▶ **YOUR INSTRUCTIONS**
Report each line of the records where "Dashboard" occurs.

▶ **THE DATA**
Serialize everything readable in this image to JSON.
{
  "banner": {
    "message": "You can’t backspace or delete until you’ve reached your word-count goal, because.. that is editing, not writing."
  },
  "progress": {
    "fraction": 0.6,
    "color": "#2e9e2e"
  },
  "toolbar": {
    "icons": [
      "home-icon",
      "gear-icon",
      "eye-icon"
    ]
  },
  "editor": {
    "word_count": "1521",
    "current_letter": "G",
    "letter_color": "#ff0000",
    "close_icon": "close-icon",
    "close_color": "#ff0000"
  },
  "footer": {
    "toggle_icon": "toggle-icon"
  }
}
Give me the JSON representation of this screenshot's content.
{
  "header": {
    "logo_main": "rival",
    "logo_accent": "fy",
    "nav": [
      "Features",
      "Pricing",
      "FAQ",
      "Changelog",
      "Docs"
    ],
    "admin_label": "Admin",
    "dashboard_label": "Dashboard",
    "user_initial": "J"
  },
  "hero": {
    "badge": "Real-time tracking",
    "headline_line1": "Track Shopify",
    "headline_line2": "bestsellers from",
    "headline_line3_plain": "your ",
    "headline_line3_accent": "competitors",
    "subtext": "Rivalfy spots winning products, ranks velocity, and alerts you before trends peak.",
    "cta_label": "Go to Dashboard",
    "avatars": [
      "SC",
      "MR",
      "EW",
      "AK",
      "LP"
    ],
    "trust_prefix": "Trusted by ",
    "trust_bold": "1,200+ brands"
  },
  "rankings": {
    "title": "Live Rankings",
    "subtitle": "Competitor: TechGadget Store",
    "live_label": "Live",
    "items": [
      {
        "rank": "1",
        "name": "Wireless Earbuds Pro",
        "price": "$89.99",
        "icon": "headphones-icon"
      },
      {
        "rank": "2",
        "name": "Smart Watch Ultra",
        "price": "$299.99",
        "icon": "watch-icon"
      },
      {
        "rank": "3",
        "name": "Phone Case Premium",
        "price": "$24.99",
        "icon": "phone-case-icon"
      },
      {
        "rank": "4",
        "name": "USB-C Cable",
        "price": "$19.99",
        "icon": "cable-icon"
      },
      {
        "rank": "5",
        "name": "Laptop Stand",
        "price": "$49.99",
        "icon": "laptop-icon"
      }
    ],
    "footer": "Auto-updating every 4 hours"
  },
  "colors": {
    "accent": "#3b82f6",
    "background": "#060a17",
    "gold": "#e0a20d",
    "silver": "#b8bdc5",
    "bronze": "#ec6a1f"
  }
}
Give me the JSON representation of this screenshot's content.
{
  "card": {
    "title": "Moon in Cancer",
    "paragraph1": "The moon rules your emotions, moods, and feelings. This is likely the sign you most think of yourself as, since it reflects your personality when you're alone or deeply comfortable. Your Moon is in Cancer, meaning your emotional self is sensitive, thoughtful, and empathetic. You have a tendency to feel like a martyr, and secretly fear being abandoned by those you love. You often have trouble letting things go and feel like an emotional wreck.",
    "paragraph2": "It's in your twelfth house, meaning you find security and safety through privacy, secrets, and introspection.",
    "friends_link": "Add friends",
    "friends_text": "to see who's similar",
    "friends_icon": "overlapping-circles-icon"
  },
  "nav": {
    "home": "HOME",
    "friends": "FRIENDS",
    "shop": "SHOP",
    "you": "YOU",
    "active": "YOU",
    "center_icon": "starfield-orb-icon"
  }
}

▶ **EXPECTED ANSWER**
    "dashboard_label": "Dashboard",
    "cta_label": "Go to Dashboard",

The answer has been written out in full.